The number of senior citizens on the waiting lists for entering special nursing homes has sharply declined apparently due to government measures to curb elderly care costs, while the number of elderly who are cast out of necessary nursing care is on the rise, it has been learned.
While there had been 520,000 people who were waiting to be enrolled at special nursing homes for the elderly, the figure has drastically declined in many parts of the country, apparently because of the government's cost-cutting efforts such as raising the financial burden on nursing home users and restricting the use of such homes by those whose levels of necessary care are relatively lower.
According to a Mainichi Shimbun survey on local governments that keep track of the number of elderly people waiting to be enrolled at special nursing homes, between around 2013 and 2016, the figures dropped by 42 percent in Saitama Prefecture, 30 percent in Kitakyushu, 27 percent in Kobe, 16 percent in Yokohama, 13 percent in the city of Okayama, 11 percent each in the Hyogo Prefecture city of Himeji and the Kagawa Prefecture capital of Takamatsu, 9 percent in the city of Hiroshima and 5 percent in Nagasaki Prefecture.

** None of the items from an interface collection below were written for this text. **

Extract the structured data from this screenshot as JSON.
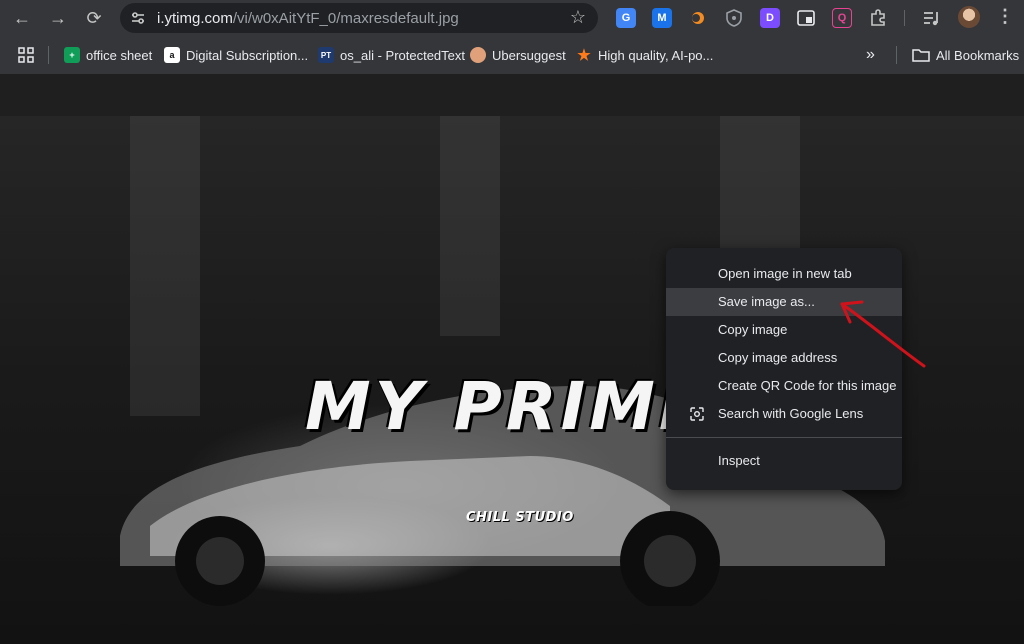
{
  "toolbar": {
    "back": "←",
    "forward": "→",
    "reload": "⟳",
    "url_host": "i.ytimg.com",
    "url_path": "/vi/w0xAitYtF_0/maxresdefault.jpg",
    "star": "☆",
    "extensions": [
      {
        "icon": "google-translate-icon",
        "glyph": "G",
        "color": "#4285f4"
      },
      {
        "icon": "m-extension-icon",
        "glyph": "M",
        "color": "#1a73e8"
      },
      {
        "icon": "drop-extension-icon",
        "glyph": "",
        "color": "#f28b22"
      },
      {
        "icon": "shield-extension-icon",
        "glyph": "",
        "color": "#9aa0a6"
      },
      {
        "icon": "d-extension-icon",
        "glyph": "D",
        "color": "#7c4dff"
      },
      {
        "icon": "window-extension-icon",
        "glyph": "",
        "color": "#e8eaed"
      },
      {
        "icon": "q-extension-icon",
        "glyph": "Q",
        "color": "#e84393"
      },
      {
        "icon": "puzzle-icon",
        "glyph": "",
        "color": "#c4c7c5"
      },
      {
        "icon": "media-control-icon",
        "glyph": "",
        "color": "#c4c7c5"
      }
    ],
    "kebab": "⋮"
  },
  "bookmarks": {
    "apps_icon": "apps-grid-icon",
    "items": [
      {
        "label": "office sheet",
        "icon": "sheets-icon",
        "color": "#0f9d58",
        "glyph": "+"
      },
      {
        "label": "Digital Subscription...",
        "icon": "amazon-icon",
        "color": "#ffffff",
        "glyph": "a"
      },
      {
        "label": "os_ali - ProtectedText",
        "icon": "pt-icon",
        "color": "#1e3a6e",
        "glyph": "PT"
      },
      {
        "label": "Ubersuggest",
        "icon": "ubersuggest-icon",
        "color": "#e0a07a",
        "glyph": ""
      },
      {
        "label": "High quality, AI-po...",
        "icon": "star-orange-icon",
        "color": "#ff7a1a",
        "glyph": "★"
      }
    ],
    "overflow": "»",
    "all_bookmarks": "All Bookmarks"
  },
  "image": {
    "title": "MY PRIME",
    "subtitle": "CHILL STUDIO"
  },
  "context_menu": {
    "items": [
      {
        "label": "Open image in new tab"
      },
      {
        "label": "Save image as..."
      },
      {
        "label": "Copy image"
      },
      {
        "label": "Copy image address"
      },
      {
        "label": "Create QR Code for this image"
      },
      {
        "label": "Search with Google Lens"
      }
    ],
    "inspect": "Inspect",
    "highlighted": "Save image as...",
    "annotation_color": "#d0121b"
  }
}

The figure in Tokyo also dropped slightly below 20 percent.
In the meantime, those whose level of care needed is low but suffer from such symptoms as wandering about are left outside of nursing care, prompting nursing home officials to point out that the number of "nursing care refugees" is actually on the rise.
As the operators of special nursing homes can receive public funds for the construction of such facilities and the homes are therefore regarded as of a highly public nature, they prioritize accommodating low-income earners and those without relatives over other applicants. Because there are so many applicants for such facilities, it is common for applicants to have to wait for several years before enrollment.

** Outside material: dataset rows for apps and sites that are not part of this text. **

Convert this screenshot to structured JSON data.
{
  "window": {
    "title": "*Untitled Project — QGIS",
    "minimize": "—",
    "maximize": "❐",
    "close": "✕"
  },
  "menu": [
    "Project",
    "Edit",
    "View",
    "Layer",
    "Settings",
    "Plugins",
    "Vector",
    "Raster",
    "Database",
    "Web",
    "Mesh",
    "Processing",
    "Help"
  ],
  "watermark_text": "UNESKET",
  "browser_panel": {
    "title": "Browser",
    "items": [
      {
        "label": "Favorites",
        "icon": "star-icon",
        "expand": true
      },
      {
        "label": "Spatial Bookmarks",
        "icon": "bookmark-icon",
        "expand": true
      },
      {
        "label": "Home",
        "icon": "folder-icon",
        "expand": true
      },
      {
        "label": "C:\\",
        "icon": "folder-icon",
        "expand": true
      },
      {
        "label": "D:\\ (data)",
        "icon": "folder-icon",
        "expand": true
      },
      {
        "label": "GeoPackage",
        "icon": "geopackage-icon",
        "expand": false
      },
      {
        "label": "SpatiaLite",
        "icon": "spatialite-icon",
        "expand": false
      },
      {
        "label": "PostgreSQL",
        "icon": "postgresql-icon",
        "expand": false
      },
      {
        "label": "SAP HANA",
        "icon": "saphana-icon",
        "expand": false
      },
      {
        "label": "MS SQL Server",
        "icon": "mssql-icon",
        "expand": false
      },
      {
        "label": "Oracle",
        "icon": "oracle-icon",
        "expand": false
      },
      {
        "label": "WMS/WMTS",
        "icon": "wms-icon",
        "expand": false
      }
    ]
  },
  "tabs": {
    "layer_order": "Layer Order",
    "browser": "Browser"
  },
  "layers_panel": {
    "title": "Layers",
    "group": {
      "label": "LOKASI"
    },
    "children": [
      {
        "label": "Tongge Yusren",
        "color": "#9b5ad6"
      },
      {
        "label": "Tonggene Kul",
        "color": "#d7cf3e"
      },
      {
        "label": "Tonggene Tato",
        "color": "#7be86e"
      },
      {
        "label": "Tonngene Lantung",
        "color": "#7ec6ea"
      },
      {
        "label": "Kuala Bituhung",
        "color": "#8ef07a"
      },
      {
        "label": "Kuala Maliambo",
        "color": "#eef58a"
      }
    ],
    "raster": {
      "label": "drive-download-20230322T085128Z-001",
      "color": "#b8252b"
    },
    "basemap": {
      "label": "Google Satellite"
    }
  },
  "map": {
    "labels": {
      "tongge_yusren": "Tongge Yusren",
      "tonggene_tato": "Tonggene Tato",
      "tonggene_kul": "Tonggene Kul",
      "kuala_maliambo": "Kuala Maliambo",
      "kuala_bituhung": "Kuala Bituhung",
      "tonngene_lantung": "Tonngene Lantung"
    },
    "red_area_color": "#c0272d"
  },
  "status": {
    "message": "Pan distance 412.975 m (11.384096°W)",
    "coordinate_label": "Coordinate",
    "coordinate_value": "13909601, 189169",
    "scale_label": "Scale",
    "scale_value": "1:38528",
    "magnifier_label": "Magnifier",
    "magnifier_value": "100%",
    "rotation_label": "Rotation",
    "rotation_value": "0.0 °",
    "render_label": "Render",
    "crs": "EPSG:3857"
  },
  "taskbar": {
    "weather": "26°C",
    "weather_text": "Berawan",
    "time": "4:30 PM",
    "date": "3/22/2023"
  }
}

According to a survey by the Tokyoto Koreisha Fukushi Shisetsu Kyogikai (Tokyo council of welfare facilities for the elderly), which comprises special nursing homes, the average number of seniors who are waiting to be accepted into special nursing homes plunged by 17.7 percent per facility in 2015 compared to 2013 -- the first such decline to have been revealed in Tokyo. The survey covered 457 nursing homes between January and February, of which 242 facilities responded.

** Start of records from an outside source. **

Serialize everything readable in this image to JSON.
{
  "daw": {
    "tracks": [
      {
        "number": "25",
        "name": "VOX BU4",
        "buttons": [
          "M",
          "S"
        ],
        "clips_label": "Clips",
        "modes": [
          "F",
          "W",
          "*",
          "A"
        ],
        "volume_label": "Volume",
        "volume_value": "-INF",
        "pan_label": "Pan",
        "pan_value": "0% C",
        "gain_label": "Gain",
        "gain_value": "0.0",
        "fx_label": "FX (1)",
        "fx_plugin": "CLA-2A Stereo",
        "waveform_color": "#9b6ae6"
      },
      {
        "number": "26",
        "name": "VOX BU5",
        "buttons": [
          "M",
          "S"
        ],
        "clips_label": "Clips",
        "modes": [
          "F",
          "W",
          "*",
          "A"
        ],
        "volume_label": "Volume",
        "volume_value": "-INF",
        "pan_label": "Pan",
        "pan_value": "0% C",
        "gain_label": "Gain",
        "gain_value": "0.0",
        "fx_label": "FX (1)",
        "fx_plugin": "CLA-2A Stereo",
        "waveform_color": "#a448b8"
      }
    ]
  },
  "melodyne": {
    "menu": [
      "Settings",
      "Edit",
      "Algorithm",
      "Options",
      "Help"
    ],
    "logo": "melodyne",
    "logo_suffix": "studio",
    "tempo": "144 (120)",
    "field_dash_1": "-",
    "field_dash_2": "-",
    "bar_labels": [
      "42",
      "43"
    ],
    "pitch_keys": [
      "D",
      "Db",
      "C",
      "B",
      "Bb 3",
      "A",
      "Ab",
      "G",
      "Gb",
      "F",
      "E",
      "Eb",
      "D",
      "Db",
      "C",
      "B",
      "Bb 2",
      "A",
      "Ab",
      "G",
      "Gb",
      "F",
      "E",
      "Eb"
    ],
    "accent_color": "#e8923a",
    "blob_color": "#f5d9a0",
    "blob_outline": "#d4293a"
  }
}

The aforementioned council attributed the cause of such declines to: elderly people whose required care level is 1 or 2 became basically unable to be accepted into special nursing homes from April 2015; the number of paid nursing homes and serviced housing complexes for the elderly has shot up; and the self-pay burdens on users of special nursing homes increased.
"Those whose level of care needed has been judged to be low but who actually require a great deal of care now have nowhere to go," said council chairman Osamu Nishioka.
A 60-year-old woman in the Chubu region takes care of her 84-year-old mother with dementia. Because her mother was judged to be in need of level 2 care, however, there is no prospect of her mother being accommodated into any special nursing home. She laments about the current welfare situation, saying, "Where can I have my mom accepted?" -- as her mother can't do any household chores and can't be left home alone.
An official at the Division of the Support for the Elderly at the Ministry of Health, Labor and Welfare explains, "The reason why we have decided to prioritize (accommodating) those whose levels of care required are 3 or upper is because we wanted the limited resources to be spent upon people who really need nursing care."